Work to complete: Look through the records below and copy each line that includes the word "infra".

Records from a data source:
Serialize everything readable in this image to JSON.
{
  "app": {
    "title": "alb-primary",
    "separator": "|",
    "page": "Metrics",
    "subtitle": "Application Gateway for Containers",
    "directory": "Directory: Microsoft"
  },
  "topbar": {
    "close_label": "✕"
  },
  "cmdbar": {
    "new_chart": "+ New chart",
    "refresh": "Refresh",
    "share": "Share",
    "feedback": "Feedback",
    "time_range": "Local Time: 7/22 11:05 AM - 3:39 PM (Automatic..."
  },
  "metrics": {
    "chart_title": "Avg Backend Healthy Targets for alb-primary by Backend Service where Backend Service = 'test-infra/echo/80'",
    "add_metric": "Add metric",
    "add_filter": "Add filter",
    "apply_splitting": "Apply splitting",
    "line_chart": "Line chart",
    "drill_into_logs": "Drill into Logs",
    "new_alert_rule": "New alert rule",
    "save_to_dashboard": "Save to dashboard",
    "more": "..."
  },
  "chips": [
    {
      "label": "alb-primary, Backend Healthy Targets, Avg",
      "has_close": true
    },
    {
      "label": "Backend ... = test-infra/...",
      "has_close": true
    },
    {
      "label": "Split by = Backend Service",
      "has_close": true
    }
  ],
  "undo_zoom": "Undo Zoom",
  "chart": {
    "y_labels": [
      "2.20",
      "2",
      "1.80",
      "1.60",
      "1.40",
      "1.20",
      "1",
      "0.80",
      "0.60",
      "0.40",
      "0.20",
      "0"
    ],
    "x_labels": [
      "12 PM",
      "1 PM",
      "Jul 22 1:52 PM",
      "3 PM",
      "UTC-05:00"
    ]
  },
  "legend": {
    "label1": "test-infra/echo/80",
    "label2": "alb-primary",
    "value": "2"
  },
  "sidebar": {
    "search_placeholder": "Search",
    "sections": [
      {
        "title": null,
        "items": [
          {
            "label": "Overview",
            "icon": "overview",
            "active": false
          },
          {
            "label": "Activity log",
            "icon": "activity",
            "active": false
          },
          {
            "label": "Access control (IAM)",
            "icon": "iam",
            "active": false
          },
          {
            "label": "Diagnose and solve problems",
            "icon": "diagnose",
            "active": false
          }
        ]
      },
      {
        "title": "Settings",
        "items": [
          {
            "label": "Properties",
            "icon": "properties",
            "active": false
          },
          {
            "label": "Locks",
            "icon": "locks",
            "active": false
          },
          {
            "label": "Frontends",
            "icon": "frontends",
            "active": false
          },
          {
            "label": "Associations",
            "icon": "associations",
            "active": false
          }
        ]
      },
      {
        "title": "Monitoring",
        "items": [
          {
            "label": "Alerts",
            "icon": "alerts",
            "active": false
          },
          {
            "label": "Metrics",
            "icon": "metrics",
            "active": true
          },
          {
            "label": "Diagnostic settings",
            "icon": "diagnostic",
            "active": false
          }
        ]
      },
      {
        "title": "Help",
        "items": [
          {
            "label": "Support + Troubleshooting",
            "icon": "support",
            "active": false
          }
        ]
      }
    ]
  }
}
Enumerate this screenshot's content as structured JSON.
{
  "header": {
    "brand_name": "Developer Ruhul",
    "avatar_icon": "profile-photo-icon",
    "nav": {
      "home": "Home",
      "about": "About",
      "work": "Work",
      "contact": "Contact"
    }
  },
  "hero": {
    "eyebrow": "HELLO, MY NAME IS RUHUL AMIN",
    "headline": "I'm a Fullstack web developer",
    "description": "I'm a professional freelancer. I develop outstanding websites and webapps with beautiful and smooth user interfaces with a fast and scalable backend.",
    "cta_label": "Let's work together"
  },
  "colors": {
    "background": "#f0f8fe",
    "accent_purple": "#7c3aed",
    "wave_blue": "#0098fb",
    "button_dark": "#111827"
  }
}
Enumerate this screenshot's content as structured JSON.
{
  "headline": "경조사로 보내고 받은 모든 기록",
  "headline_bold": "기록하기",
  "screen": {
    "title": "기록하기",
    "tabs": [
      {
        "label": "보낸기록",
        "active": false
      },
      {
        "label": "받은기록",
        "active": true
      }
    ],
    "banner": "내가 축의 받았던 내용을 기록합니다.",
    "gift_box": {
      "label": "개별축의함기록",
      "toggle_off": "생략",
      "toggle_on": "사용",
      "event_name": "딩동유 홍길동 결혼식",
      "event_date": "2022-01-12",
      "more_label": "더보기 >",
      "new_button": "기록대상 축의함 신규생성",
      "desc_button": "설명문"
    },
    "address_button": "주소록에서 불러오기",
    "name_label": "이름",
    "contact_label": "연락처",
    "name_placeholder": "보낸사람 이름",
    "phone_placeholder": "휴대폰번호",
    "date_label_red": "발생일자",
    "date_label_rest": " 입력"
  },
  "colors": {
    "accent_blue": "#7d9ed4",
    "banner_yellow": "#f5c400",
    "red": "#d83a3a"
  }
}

Completed exercise:
    "chart_title": "Avg Backend Healthy Targets for alb-primary by Backend Service where Backend Service = 'test-infra/echo/80'",
      "label": "Backend ... = test-infra/...",
    "label1": "test-infra/echo/80",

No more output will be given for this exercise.